▸ Data:
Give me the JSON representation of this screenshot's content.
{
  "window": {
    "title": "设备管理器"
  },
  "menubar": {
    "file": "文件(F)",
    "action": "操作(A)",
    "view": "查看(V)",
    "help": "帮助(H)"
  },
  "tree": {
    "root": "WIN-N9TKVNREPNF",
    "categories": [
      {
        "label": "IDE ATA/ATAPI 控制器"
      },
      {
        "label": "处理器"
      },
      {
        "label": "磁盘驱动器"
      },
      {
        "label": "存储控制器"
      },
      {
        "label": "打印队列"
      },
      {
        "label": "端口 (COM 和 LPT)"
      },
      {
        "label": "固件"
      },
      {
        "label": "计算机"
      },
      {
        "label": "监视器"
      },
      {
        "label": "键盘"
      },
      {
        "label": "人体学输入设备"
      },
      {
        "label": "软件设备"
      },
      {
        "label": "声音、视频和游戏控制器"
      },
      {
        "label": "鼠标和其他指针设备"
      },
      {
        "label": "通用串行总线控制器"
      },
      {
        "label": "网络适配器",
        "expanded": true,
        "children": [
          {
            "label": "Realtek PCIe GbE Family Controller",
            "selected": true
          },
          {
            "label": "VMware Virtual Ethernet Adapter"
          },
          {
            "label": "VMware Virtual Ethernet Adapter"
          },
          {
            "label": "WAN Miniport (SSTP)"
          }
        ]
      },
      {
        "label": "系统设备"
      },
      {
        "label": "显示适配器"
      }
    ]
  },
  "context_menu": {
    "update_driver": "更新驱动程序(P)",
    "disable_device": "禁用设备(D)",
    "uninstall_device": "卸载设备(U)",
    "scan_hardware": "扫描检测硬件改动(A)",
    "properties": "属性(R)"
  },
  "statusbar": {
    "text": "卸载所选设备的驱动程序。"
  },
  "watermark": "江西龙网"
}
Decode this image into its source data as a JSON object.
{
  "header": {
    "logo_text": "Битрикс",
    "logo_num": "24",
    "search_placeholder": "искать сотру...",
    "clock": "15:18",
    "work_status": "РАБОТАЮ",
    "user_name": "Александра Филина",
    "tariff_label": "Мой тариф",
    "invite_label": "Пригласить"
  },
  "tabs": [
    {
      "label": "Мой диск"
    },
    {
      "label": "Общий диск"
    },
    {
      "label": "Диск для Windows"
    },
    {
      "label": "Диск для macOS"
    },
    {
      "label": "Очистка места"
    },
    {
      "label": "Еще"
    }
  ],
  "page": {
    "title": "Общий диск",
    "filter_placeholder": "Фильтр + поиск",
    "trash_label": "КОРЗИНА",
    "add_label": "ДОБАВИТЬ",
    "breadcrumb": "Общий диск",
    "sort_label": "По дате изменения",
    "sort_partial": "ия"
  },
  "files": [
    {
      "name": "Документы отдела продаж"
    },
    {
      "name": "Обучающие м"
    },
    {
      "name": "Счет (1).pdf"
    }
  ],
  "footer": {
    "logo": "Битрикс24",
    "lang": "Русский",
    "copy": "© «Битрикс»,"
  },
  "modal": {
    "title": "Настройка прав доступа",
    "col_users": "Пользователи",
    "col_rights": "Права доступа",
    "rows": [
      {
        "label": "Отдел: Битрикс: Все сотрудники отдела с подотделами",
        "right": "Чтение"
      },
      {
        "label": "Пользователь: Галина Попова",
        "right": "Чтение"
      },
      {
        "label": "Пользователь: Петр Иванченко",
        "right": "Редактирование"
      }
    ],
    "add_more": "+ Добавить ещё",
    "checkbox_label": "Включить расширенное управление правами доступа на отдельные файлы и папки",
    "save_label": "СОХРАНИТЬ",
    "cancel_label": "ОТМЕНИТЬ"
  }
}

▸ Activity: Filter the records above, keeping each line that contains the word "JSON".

▸ Response below:
Give me the JSON representation of this screenshot's content.
Decode this image into its source data as a JSON object.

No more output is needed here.